We’ve never needed Arizona Sen. John McCain more than we do now. It’s tempting to add “and others like him” to that statement, but there aren’t any politicians quite like him.
And it feels as if the threat of losing him, warts and all, has reminded us how valuable he is.
Word came Wednesday that McCain, whose 81st birthday is next month, has been diagnosed with a virulent type of brain tumor. The bipartisan outpouring of love was immediate. He’s been in the Senate 30 years, taking the spot Barry Goldwater left in the chamber.
So many adjectives come to mind to describe McCain, a prisoner of war in Hanoi for 51⁄2 years. A Navy pilot, he refused early release offered because he was the son and grandson of admirals. As a two-time presidential candidate, he’s an icon. He has been by turns noble, courageous, loutish, brash, independent, tone-deaf, surly, loyal, lovable and maddening.
He has stood up for this nation, and for what he believes is right, no matter the politics. On immigration, on defense, on judicial appointments and on controlling campaign financing, McCain has taken principled stands, no matter the cost.
President Donald Trump and his retinue face increasing scrutiny. An FBI director has been fired for challenging Trump. A special counsel looking into Trump is under attack by Trump. The president has attacked Attorney General Jeff Sessions for recusing himself from an investigation involving Sessions’ own meetings with the Russians. We want to rely on McCain to stand strong for this nation’s principles and institutions once again. His track record suggests he would.

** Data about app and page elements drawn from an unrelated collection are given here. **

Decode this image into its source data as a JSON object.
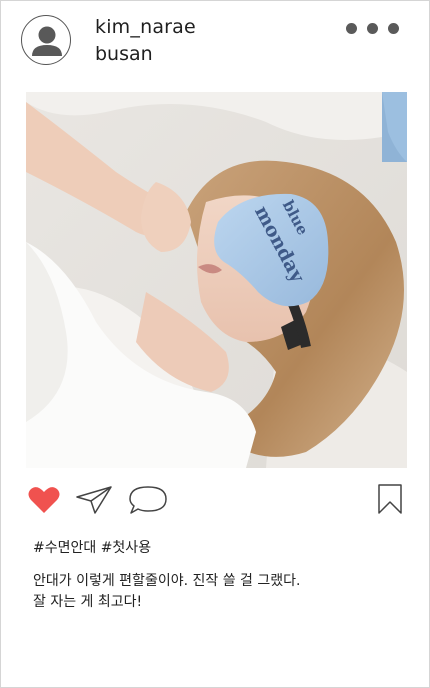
{
  "post": {
    "username": "kim_narae",
    "location": "busan",
    "photo_text": {
      "line1": "blue",
      "line2": "monday"
    },
    "hashtags": "#수면안대 #첫사용",
    "caption": {
      "line1": "안대가 이렇게 편할줄이야. 진작 쓸 걸 그랬다.",
      "line2": "잘 자는 게 최고다!"
    }
  },
  "icons": {
    "avatar": "user-avatar-icon",
    "more": "more-horizontal-icon",
    "like": "heart-icon",
    "share": "paper-plane-icon",
    "comment": "speech-bubble-icon",
    "save": "bookmark-icon"
  },
  "colors": {
    "like_active": "#f0524f",
    "icon_outline": "#444444",
    "mask_blue": "#aac8e6",
    "mask_text": "#3f5a88",
    "border": "#d5d5d5"
  }
}
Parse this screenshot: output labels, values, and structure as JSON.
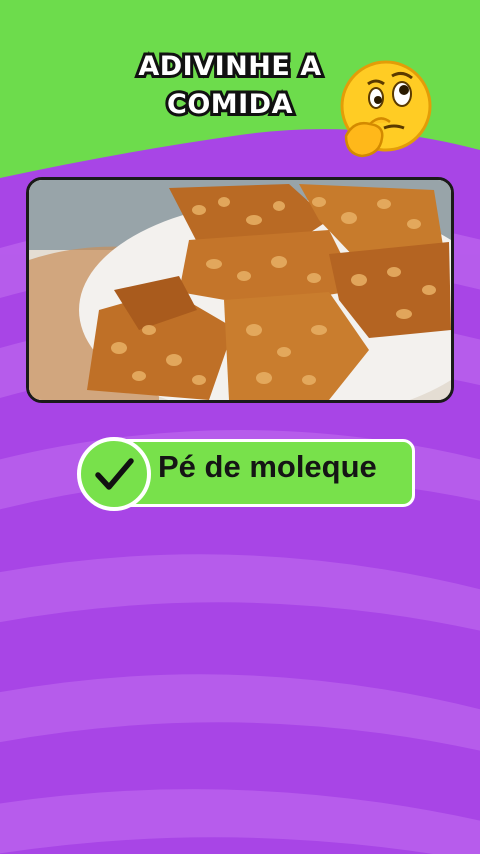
{
  "colors": {
    "header_green": "#6ddc4c",
    "purple_light": "#b653ea",
    "purple_dark": "#9a36dc",
    "answer_green": "#78e14b"
  },
  "header": {
    "title_line1": "ADIVINHE A",
    "title_line2": "COMIDA",
    "emoji_icon": "thinking-face-emoji"
  },
  "question": {
    "image_subject": "peanut-brittle-icon"
  },
  "answer": {
    "label": "Pé de moleque",
    "state_icon": "check-icon",
    "correct": true
  }
}
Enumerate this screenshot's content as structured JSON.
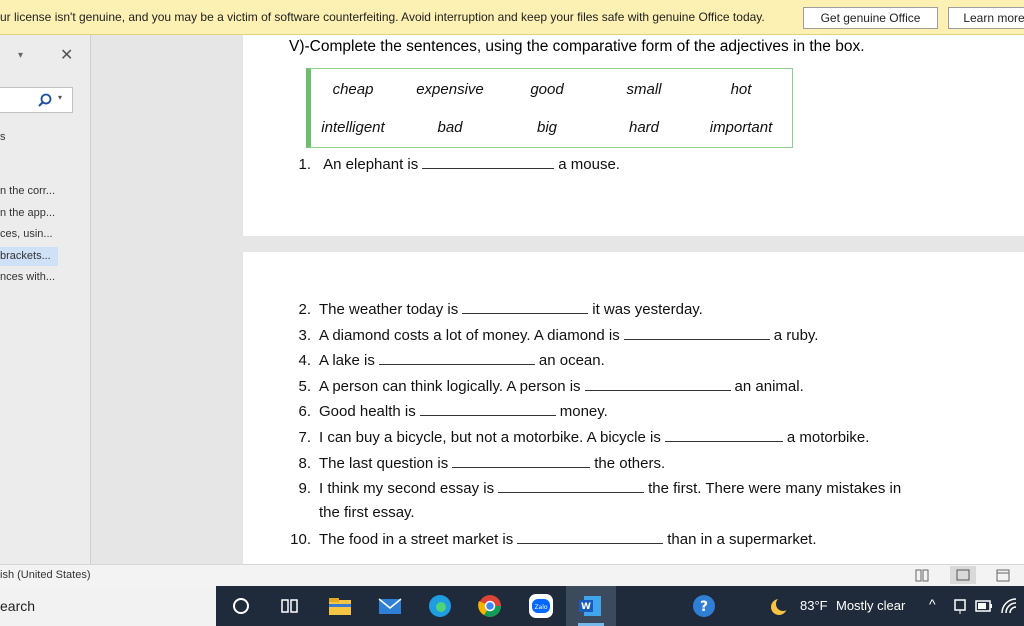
{
  "banner": {
    "message": "ur license isn't genuine, and you may be a victim of software counterfeiting. Avoid interruption and keep your files safe with genuine Office today.",
    "get_genuine_label": "Get genuine Office",
    "learn_more_label": "Learn more"
  },
  "nav": {
    "items": [
      "s",
      "n the corr...",
      "n the app...",
      "ces, usin...",
      "brackets...",
      "nces with..."
    ]
  },
  "doc": {
    "heading": "V)-Complete the sentences, using the comparative form of the adjectives in the box.",
    "word_box": {
      "row1": [
        "cheap",
        "expensive",
        "good",
        "small",
        "hot"
      ],
      "row2": [
        "intelligent",
        "bad",
        "big",
        "hard",
        "important"
      ]
    },
    "q1": {
      "num": "1.",
      "before": "An elephant is",
      "after": "a mouse."
    },
    "questions": [
      {
        "num": "2.",
        "before": "The weather today is",
        "after": "it was yesterday."
      },
      {
        "num": "3.",
        "before": "A diamond costs a lot of money. A diamond is",
        "after": "a ruby."
      },
      {
        "num": "4.",
        "before": "A lake is",
        "after": "an ocean."
      },
      {
        "num": "5.",
        "before": "A person can think logically. A person is",
        "after": "an animal."
      },
      {
        "num": "6.",
        "before": "Good health is",
        "after": "money."
      },
      {
        "num": "7.",
        "before": "I can buy a bicycle, but not a motorbike. A bicycle is",
        "after": "a motorbike."
      },
      {
        "num": "8.",
        "before": "The last question is",
        "after": "the others."
      },
      {
        "num": "9.",
        "before": "I think my second essay is",
        "after": "the first. There were many mistakes in"
      },
      {
        "num": "",
        "before": "the first essay.",
        "after": ""
      },
      {
        "num": "10.",
        "before": "The food in a street market is",
        "after": "than in a supermarket."
      }
    ]
  },
  "status": {
    "language": "ish (United States)"
  },
  "taskbar": {
    "search_label": "earch",
    "weather_temp": "83°F",
    "weather_desc": "Mostly clear"
  }
}
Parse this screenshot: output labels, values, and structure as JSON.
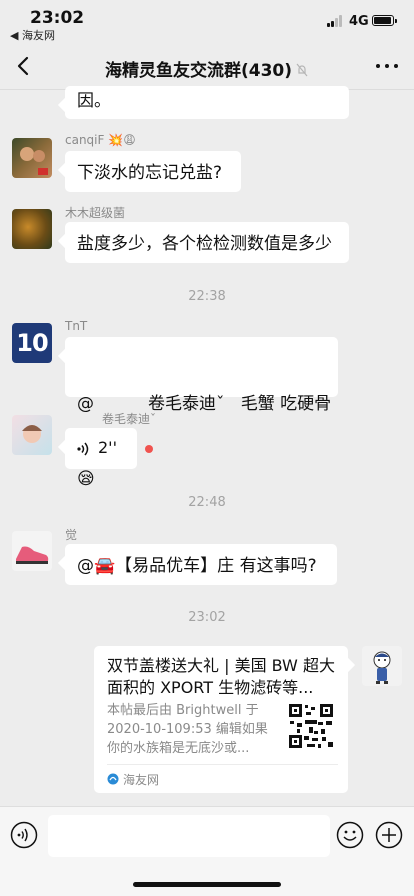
{
  "status": {
    "time": "23:02",
    "back_app": "◀ 海友网",
    "network": "4G"
  },
  "header": {
    "title": "海精灵鱼友交流群(430)"
  },
  "messages": [
    {
      "text": "因。"
    },
    {
      "sender": "canqiF",
      "sender_emoji": "💥😩",
      "text": "下淡水的忘记兑盐?"
    },
    {
      "sender": "木木超级菌",
      "text": "盐度多少，各个检检测数值是多少"
    },
    {
      "timestamp": "22:38"
    },
    {
      "sender": "TnT",
      "avatar_text": "10",
      "text_line1": "@          卷毛泰迪ˇ   毛蟹 吃硬骨",
      "text_line2": "😪"
    },
    {
      "sender": "卷毛泰迪ˇ",
      "voice_duration": "2''"
    },
    {
      "timestamp": "22:48"
    },
    {
      "sender": "觉",
      "text": "@🚘【易品优车】庄 有这事吗?"
    },
    {
      "timestamp": "23:02"
    }
  ],
  "link_card": {
    "title": "双节盖楼送大礼 | 美国 BW 超大面积的 XPORT 生物滤砖等...",
    "desc": "本帖最后由 Brightwell 于 2020-10-109:53 编辑如果你的水族箱是无底沙或...",
    "source": "海友网"
  },
  "colors": {
    "background": "#ededed",
    "bubble": "#ffffff",
    "unread": "#f0534f"
  }
}
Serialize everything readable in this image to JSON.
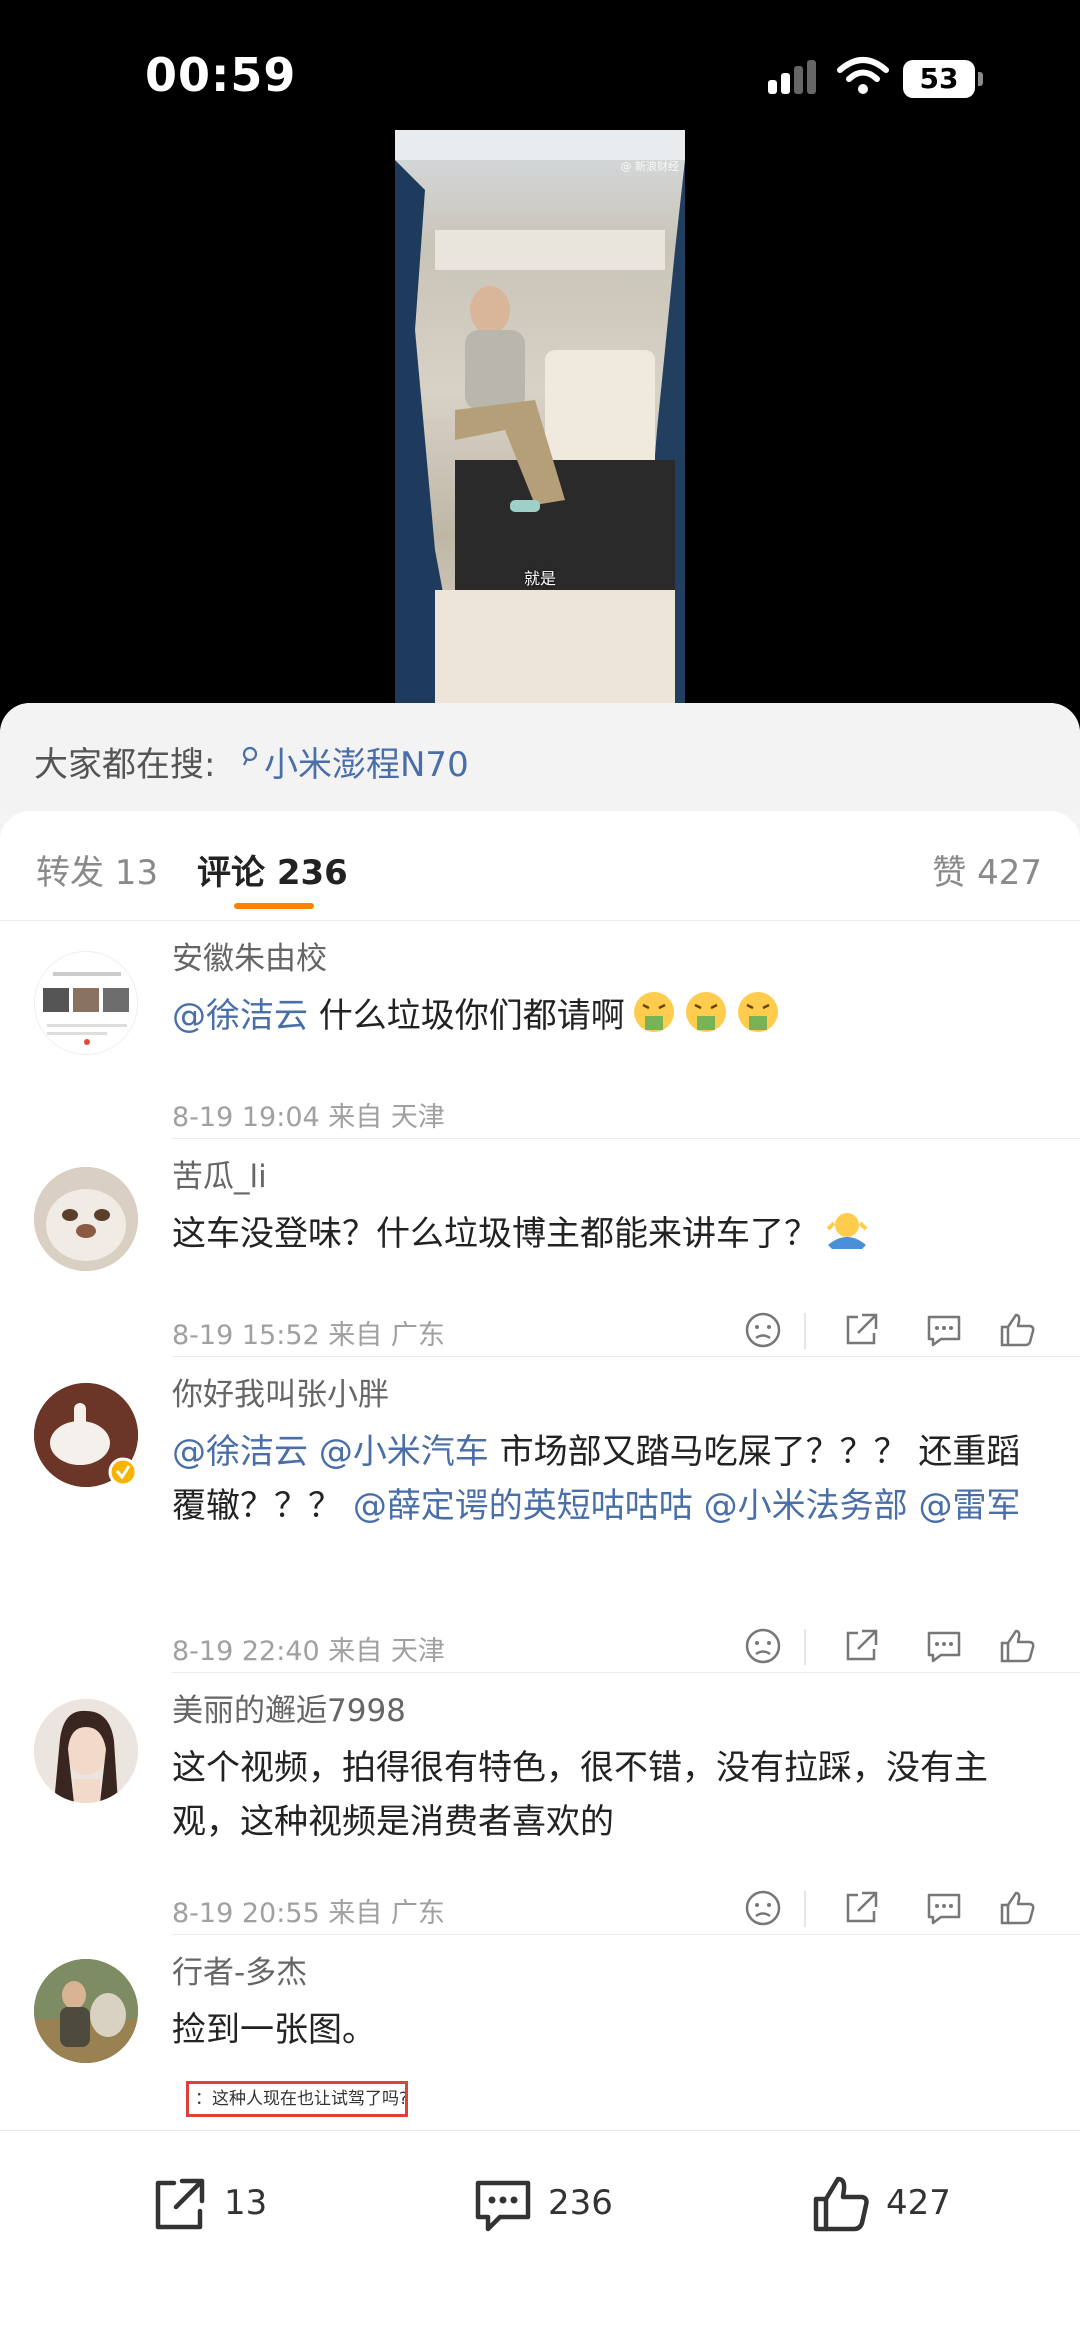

McCain first sought the presidency in 2000. He was unable to raise his arms above his shoulders thanks to injuries from his torturers, and unable to hold his tongue, thanks to his character. On a bus named the “Straight Talk Express,” he would hold court for hours, charming the cynical press.
McCain never ducked a question, and his candidacy spit in the establishment’s eye. George W. Bush had the money, a presidential daddy and an iffy war record in the Air National Guard. But McCain seized the nation’s imagination, and won the New Hampshire primary.
Then the establishment took back the reins. Bush crushed “maverick” McCain in the South Carolina primary when push polls popped up telling voters the Arizona senator had fathered a black baby out of wedlock, among other smears. In fact, McCain and his wife had adopted an orphan from Bangladesh, but his loss led Bush to the nomination.
When McCain ran in 2008, the landscape had changed. He could not believe the press had abandoned its love affair with him and fallen for Barack Obama. That race featured McCain’s worst moments: choosing Sarah Palin as his running mate, and showily “suspending” his campaign for the financial crisis, only to zoom back to the trail.
But in 2008, McCain also showed the nation how to deal with a simmering ugliness. When a woman at a rally said, “I can’t trust Obama . . . he’s an Arab,” McCain took the microphone and said, “No ma’am, no ma’am . . . He’s a decent family man, citizen, that I just happen to have disagreements with on fundamental issues.”
Trump, in contrast, led the “birther” movement. And in his own presidential race, he disparaged McCain for being captured by the North Vietnamese.
Now the chairman of the Armed Services Committee, McCain is an elder statesman and a voice of reason in a GOP majority that has far too few.
In 2015, McCain told an interviewer he had already chosen the epitaph for his tombstone: “He served his country.”
Pray it won’t be carved anytime soon.
Lane Filler is a member of Newsday’s editorial board.